Click for previous Image Image 1 of 3 Magnolia virginiana Sweetbay Magnolia

Magnolia virginiana 'Lone Star'

Sweetbay Magnolia

Plant Type:


Magnolia virginiana 'Lone Star' (aka M. v. f. / var. ludoviciana, also "Texas form"; ex: Will Forster) - These are from cuttings furnished by Will Forster. Foliage is satin-finished in a deep, dark green shade. This Sweetbay Magnolia will form a tall handsome tree. Flowers, pubescent leaves and fruit are larger than other forms. And 'Lone Star' owns the genetic propensity to flower from May to October with a sweet scent touched with citrus but must be planted in constantly moist and rich soils. It is, however, a deciduous form. In the north one can expect a 25 to 35-foot tree in a couple of decades but taller in the south. 'Lone Star' descends from a Texan gene pool hence Will's chosen moniker. Moist, organic ground in full to part sun. Even wetter soils will work. Typical white-cream flowers stud the branches in summer for months on end. They emit a sweet scent with a hint of citrus. Established potted Magnolia from cutting.


25-35 ft


20-30 Feet




(4a)5 to 9
What is my hardiness zone?

Characteristics and Attributes for Magnolia virginiana 'Lone Star'

Season of Interest (Flowering)

  • Spring / Summer / into Autumn

Season of Interest (Foliage)

  • Spring / Summer / Autumn

Autumn Interest

  • Fruit / Berries / Seed Heads

Nature Attraction

  • Deer Resistant
  • Butterflies
  • Honey Bees & Native Bees


  • Morning Sun / Afternoon Shade
  • Full Sun
  • Mostly Sunny


  • Specimen
  • Woodland
  • Alee
  • Natural Garden

Growth Rate in the Garden

  • Moderately Fast


  • Moist
  • Draining
  • Fertile
  • Humus Laden
  • Organic


  • Texas
  • Louisiana

Genus Overview: Magnolia

Common Name: Magnolia
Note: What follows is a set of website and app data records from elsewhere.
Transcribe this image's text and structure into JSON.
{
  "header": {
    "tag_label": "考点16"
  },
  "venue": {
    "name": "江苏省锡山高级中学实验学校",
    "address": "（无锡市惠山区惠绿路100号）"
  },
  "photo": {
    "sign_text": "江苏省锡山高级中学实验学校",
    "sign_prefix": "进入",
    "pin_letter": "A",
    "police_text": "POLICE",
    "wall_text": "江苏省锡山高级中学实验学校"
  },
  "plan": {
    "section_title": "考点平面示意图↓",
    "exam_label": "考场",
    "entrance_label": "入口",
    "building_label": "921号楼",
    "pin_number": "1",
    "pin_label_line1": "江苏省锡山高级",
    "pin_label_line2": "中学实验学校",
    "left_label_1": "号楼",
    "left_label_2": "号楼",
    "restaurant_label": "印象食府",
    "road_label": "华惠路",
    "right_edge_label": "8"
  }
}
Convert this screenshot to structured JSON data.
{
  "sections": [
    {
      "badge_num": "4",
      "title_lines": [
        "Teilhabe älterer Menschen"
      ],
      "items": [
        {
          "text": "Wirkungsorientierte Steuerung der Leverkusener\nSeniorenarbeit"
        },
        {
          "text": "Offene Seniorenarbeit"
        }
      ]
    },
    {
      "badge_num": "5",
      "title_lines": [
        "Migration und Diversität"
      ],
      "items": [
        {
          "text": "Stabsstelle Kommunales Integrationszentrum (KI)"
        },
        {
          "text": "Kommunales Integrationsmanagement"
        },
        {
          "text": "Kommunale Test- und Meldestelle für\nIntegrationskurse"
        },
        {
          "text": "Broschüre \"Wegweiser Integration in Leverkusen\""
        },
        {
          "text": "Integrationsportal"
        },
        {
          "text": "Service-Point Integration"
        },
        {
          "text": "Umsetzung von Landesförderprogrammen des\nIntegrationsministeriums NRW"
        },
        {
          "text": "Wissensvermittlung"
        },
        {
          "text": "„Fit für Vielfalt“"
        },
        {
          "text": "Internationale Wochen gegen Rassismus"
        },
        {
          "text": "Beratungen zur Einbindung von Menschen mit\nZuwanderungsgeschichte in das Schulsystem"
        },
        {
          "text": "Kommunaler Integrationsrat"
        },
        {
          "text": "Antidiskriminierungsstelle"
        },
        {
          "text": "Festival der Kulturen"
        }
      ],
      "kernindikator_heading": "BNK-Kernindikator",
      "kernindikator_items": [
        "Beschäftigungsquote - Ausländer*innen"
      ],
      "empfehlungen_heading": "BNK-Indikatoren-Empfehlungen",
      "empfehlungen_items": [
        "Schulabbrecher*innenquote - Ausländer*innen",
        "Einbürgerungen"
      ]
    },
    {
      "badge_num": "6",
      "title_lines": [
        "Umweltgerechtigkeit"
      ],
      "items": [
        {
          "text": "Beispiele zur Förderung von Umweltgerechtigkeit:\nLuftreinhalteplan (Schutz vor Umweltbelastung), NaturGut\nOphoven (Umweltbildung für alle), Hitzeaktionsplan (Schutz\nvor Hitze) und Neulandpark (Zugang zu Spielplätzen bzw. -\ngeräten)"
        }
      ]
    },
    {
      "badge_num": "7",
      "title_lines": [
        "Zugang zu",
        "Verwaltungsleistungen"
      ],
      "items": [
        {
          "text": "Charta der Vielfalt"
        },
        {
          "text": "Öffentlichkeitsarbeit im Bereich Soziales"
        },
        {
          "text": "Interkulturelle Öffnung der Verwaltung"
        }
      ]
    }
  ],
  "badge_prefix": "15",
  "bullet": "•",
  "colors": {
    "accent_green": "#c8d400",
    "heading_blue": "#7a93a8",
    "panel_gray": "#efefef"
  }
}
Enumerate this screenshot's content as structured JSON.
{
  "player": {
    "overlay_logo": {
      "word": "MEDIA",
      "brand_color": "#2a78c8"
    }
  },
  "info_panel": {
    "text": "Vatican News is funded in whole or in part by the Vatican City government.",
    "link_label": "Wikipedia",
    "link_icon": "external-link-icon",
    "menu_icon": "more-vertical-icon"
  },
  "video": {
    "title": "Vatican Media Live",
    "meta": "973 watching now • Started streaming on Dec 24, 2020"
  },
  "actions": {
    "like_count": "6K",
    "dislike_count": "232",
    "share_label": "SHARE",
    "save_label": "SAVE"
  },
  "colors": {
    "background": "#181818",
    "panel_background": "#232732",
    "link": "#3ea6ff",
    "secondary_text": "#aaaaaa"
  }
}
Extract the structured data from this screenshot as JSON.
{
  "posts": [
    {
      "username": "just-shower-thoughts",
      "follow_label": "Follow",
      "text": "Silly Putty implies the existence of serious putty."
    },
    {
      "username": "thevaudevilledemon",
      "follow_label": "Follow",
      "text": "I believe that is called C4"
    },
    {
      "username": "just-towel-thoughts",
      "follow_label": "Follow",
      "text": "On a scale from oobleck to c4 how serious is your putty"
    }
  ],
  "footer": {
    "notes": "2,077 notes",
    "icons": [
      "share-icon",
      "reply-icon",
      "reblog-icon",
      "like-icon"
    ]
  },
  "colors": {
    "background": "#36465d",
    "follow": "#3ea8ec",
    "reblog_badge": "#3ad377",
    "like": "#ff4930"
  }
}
The Magnolias are one of the earliest known flowering plants to establish themselves on our beautiful planet. Much breeding continues and the cultivar list is expanding with some smaller sizes and new flower colors. Many are typical tree forms while some tend to be multi-stemmed – more like huge shrubs than single-stemmed trees. Most are spring blooming – some early, others later after danger of frost has passed in the north. A few of these will provide some recurrence of bloom during the summer. A handful bloom in summer. Many emit wonderful fragrance. The foliage is often large, bold and paddle-shaped, looking attractive in summer; a handful of species’ leaves are so large that they are reminiscent of banana foliage. Some seasons they develop gold to golden brown autumn color before the leaves drop. It’s hard for me to think of a landscape without one or more included in the mix. All prefer fertile deep loam with plenty of organic matter and moist soils – some are even content in relatively wet conditions. Magnolias should be sited in full to half sun exposures. All our selections are cutting grown, on their own wood – they are not grafted. Some are much easier to produce on their own wood than others; some are quite recalcitrant. In that, we may not always have certain plants available or available in great numbers. Spring planting is recommended for magnolias especially up north. Cutting grown.